Kim S., Twigg SRF., Scanlon VA., Chandra A., Hansen TJ., Alsubait A., Fenwick AL., McGowan SJ., Lord H., Lester T., Sweeney E., Weber A., Cox H., Wilkie AOM., Golden A., Corsi AK.
Twist transcription factors, members of the basic helix-loop-helix family, play crucial roles in mesoderm development in all animals. Humans have two paralogous genes, TWIST1 and TWIST2, and mutations in each gene have been identified in specific craniofacial disorders. Here, we describe a new clinical entity, Sweeney-Cox syndrome, associated with distinct de novo amino acid substitutions (p.Glu117Val and p.Glu117Gly) at a highly conserved glutamic acid residue located in the basic DNA binding domain of TWIST1, in two subjects with frontonasal dysplasia and additional malformations. Although about one hundred different TWIST1 mutations have been reported in patients with the dominant haploinsufficiency Saethre-Chotzen syndrome (typically associated with craniosynostosis), substitutions uniquely affecting the Glu117 codon were not observed previously. Recently, subjects with Barber-Say and Ablepharon-Macrostomia syndromes were found to harbor heterozygous missense substitutions in the paralogous glutamic acid residue in TWIST2 (p.Glu75Ala, p.Glu75Gln and p.Glu75Lys). To study systematically the effects of these substitutions in individual cells of the developing mesoderm, we engineered all five disease-associated alleles into the equivalent Glu29 residue encoded by hlh-8, the single Twist homolog present in Caenorhabditis elegans. This allelic series revealed that different substitutions exhibit graded severity, in terms of both gene expression and cellular phenotype, which we incorporate into a model explaining the various human disease phenotypes.
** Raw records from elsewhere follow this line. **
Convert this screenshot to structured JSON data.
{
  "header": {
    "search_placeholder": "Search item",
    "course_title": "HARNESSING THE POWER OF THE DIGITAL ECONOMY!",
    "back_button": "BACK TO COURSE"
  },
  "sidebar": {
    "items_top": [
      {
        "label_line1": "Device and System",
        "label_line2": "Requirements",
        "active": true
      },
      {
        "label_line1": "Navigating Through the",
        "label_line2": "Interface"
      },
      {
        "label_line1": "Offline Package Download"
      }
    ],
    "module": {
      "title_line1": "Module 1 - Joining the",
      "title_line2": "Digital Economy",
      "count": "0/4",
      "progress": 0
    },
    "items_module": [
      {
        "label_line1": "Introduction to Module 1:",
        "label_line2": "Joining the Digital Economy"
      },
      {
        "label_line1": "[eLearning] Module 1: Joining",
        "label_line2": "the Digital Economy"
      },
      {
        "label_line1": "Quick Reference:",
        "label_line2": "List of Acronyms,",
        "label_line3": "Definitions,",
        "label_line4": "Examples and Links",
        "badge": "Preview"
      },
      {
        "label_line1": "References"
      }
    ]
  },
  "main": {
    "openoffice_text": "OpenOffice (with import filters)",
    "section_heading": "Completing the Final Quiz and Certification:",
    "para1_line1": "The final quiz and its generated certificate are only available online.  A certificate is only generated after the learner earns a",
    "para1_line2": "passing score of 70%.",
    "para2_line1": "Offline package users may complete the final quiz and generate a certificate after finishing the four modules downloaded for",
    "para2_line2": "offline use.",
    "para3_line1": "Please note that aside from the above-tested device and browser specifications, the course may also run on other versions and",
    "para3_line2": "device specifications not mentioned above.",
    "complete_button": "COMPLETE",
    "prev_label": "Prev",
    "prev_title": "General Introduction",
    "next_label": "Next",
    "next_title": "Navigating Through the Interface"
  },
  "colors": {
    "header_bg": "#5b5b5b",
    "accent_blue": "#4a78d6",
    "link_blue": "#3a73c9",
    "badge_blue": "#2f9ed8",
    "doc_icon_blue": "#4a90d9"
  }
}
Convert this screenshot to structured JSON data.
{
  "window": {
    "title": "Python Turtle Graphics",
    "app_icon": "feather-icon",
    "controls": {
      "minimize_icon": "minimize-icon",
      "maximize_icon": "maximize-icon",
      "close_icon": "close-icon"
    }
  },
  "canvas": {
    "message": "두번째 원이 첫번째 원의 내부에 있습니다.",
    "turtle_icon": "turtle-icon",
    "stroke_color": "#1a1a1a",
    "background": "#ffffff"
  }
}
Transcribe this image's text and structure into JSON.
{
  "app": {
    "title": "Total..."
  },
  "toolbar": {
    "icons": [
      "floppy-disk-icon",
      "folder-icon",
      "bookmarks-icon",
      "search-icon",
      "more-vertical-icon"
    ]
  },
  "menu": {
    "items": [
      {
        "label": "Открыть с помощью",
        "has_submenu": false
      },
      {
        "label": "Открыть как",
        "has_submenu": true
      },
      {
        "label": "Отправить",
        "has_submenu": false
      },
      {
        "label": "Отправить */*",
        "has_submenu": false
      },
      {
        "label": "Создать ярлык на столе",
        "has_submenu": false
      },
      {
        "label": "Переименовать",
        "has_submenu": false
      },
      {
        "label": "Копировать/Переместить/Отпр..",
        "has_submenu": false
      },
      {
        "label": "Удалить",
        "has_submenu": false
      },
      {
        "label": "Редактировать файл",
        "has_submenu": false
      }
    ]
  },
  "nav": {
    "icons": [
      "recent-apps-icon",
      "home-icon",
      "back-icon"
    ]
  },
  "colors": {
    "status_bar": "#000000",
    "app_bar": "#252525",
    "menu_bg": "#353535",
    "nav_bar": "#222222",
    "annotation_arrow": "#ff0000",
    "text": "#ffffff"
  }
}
The genetic analysis favors a predominantly dominant-negative mechanism for the action of amino acid substitutions at this highly conserved glutamic acid residue and illustrates the value of systematic mutagenesis of C. elegans for focused investigation of human disease processes.